Welcome to Sumner Hall! Located in historic Chestertown on Maryland’s Eastern Shore, Sumner Hall is one of two existing African American G.A.R. buildings still standing in the United States. Built circa 1908 and fully restored in 2014, it serves today as it serves today as a museum, education site, performance stage, social hall, gallery and community center. Sumner Hall is a registered 501(c)(3) nonprofit corporation, funded by donations and memberships.
Although the Smithsonian Institution’s traveling exhibition, The Way We Worked, has moved to its next site, Sumner Hall’s main hall still features the following local exhibits:
- Free and Enslaved – African Americans at Work in Antebellum Kent County. This exhibit includes 10 historical wall panels and features biographies of several African American citizens.
- Soldiers and Founders of G.A.R. Charles Sumner Post #25. Three descriptive wall panels highlight the story of African American soldiers in the U.S. Civil War and the work of the Grand Army of the Republic. Also featured: a directory of the known information about the 471 African American soldiers from Kent County who served in the war.
- Oral Histories – Reflections on Living and Working in Kent County, Maryland. Students from Kent County High School and Washington College spoke with about 50 local citizens and produced a set of video and audio interviews that document the meaning of their work and work experiences.
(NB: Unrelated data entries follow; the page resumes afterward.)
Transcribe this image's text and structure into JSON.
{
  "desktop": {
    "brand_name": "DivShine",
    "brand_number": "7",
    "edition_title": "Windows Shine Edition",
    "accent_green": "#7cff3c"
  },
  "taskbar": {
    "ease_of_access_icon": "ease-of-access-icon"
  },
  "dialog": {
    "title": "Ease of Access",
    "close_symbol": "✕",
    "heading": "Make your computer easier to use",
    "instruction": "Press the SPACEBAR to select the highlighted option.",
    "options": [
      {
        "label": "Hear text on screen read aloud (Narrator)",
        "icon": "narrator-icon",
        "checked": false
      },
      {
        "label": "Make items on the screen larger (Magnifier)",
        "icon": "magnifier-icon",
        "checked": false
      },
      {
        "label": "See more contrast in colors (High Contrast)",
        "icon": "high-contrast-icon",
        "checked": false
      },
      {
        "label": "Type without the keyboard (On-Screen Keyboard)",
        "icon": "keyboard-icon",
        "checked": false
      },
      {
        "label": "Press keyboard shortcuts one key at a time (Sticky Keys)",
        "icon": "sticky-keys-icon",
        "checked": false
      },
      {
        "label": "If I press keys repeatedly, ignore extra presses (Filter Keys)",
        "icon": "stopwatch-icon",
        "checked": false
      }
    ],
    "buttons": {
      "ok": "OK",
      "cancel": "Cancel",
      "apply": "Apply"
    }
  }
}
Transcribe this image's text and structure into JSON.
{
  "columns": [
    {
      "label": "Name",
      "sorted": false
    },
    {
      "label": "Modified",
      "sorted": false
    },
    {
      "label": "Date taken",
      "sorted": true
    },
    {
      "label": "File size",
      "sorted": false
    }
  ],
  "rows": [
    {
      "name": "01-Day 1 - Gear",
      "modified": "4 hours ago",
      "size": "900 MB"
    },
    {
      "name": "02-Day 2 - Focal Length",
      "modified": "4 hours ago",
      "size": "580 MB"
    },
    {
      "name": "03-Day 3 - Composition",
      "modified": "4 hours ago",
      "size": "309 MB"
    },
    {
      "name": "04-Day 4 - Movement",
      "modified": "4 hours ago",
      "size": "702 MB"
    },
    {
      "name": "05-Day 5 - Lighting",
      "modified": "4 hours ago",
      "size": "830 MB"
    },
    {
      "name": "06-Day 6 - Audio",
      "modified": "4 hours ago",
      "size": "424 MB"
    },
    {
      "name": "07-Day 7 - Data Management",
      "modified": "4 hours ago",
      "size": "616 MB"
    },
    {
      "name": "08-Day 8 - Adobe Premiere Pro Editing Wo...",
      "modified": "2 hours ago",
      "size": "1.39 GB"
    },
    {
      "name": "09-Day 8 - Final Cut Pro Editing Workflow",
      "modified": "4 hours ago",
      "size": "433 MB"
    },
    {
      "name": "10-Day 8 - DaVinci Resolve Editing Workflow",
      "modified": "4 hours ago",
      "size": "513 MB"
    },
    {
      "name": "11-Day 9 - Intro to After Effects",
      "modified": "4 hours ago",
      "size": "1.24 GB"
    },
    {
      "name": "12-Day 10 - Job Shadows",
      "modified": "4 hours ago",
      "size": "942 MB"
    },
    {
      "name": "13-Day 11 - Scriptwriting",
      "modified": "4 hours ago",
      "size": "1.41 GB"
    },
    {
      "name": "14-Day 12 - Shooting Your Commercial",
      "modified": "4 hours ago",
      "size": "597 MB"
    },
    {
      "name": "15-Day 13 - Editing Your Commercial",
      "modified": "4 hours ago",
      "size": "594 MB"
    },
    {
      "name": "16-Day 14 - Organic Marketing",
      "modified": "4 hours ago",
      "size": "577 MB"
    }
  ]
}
Interviews conducted and included in Marlon Saunders’ “Choppin’ at the Shop” performance will be available after July 1st.
Please consult this website for our Calendar of Activities and Hours of Operation.